A couple of weeks ago, I had the pleasure of visiting the Cotswolds in England. I was told it was an area of exquisite beauty, with wonderful historic homes, babbling waterways and views of unparalleled loveliness. So of course the first thing I saw was the hordes of tourists, spilling out of the shops and jamming the sidewalks at Bourton-on-the-Water, a village in the Cotswolds.
But no matter. The crowds actually added liveliness to the scene rather than detracting any pleasure. All was picturesque and pleasing; the streets full of cobblestones, the shallow river with ducks, dogs and the occasional small child. Plus, it was a fine English day of cool breezes and warm sunshine.
And then I stepped into the Twilight Zone. Or, as it is otherwise known, the Model Village. The Model Village is a 1:9 replica of Bourton-on-the-Water. At first, I was delighted by the accurate layout and signage of the scaled-down village. I was charmed by the extra touches: If you pressed your ear against the miniature churches’ windows, you could actually hear choir music. I thrilled at feeling like Gulliver, tromping through a tiny town. Then I saw IT and I was quickly brought down to size.
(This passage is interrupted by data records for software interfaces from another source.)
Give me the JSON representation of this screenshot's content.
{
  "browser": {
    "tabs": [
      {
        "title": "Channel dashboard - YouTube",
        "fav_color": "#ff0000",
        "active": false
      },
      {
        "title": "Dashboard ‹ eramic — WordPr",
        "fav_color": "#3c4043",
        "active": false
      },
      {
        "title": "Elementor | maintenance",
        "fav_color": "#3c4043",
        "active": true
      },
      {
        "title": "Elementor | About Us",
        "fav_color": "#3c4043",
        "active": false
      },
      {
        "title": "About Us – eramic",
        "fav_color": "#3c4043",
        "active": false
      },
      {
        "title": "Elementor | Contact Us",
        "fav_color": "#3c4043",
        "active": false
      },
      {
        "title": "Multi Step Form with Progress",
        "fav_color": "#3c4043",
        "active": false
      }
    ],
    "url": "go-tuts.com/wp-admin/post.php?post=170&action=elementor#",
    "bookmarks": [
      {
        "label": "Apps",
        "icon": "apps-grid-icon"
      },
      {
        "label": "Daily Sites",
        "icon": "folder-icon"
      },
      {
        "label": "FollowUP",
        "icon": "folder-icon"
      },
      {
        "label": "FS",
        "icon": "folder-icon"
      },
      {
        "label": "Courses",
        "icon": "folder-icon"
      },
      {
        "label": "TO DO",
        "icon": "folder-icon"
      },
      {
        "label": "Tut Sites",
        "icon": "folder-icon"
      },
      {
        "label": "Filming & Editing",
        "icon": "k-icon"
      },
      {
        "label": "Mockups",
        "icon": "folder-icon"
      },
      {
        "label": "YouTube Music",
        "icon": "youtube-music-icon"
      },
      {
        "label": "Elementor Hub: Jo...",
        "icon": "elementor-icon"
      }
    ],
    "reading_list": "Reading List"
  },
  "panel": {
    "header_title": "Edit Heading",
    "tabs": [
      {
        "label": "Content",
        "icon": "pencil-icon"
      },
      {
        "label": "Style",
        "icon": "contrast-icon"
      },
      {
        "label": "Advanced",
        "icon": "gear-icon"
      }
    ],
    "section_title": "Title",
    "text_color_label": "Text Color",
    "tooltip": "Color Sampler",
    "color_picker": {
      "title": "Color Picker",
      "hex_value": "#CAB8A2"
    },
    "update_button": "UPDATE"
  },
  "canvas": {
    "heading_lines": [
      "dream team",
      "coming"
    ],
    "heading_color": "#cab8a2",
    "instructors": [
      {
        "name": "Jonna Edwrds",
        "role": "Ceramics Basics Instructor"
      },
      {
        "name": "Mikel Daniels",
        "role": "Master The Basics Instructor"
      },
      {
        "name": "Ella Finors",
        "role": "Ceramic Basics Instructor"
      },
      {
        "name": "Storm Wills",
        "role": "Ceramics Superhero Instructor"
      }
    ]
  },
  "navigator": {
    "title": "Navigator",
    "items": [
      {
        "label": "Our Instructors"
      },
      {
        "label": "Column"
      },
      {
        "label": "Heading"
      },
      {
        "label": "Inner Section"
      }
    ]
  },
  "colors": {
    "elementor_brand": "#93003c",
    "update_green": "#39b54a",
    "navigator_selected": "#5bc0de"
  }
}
IT was a model of the Model Village — with another model of the model of the Model Village within! (Yes, you read that right.) It was a surreal moment, like looking at a reflection of yourself within two mirrors that are reflecting each other. I was tempted to think about the nature of reality, my place in the universe and physical dimensions vs. time, but fortunately I was hauled from the brink of that dismal abyss of pseudo-philosophical existential inquiry by another pressing issue: I felt a bit peckish.
After a leisurely, delicious picnic lunch along the banks of the river in dappled sunlight (eat your heart out, Jane Austen!), we decided to take a stroll over to some other villages in the Cotswolds. As we tramped along a trail beside a field of tall golden grass, we encountered some surprising denizens: llamas, calmly chewing clumps of sod in the front yard of a farm. More surprises were in store for us, as a little farther down the trail we encountered two rather fat, friendly MINIATURE PONIES that greedily ate grass from our hands.
Man, I heart this place so much.
After an especially lovely stretch of trail along a babbling brook which passed beneath a cathedral of trees, we emerged in the Slaughters, or more particularly, Lower Slaughter. Far from being a scene of bloodied animal parts or foolish young folk running amok with handheld video recorders and chainsaws, Lower Slaughter is a quaint village of undeniable charm. Slaughter, according to the thecotwoldsguide.com, comes from the old English word “Slohtre,” “which has nothing to do with killing things and means, simply, ‘Muddy place.'”
Besides being idyllic, the village is home to Lower Slaughter Manor, a grand home of beauteous proportions that has been turned into a hotel. Local lore has it that the poet John Milton wrote his epic “Paradise Lost” while in a Slaughter house (har har), and I mistakenly thought it was at the Lower Slaughter Manor House. However, Eyford House in Upper Slaughter is the actual/alleged site. I did not know this at the time; as a survivor of UCLA’s English 10 series and author of “Baal and Asherah: Bad-Ass Demons of “Paradise Lost,” (I was inordinately proud of the acronym B.A.D. that was formed in that title, as well as the use of “Bad-Ass” in an official college essay—ah, such are the follies of youth), I still swooned in ignorant bliss in front of the Lower Slaughter Manor House.
Around an acute corner from the most perfect cottage imaginable lies the Old Mill. The Old Mill is apparently home to a tea room, museum and gift shop, but all I was interested in was the homemade organic ice cream sold there. I had the Butter Crunch flavor which tasted like Butter Pecan to me, only with toffee chips and minus the pecans. Very tasty, fairly creamy but not heavy, and the perfect end to a wonderful day.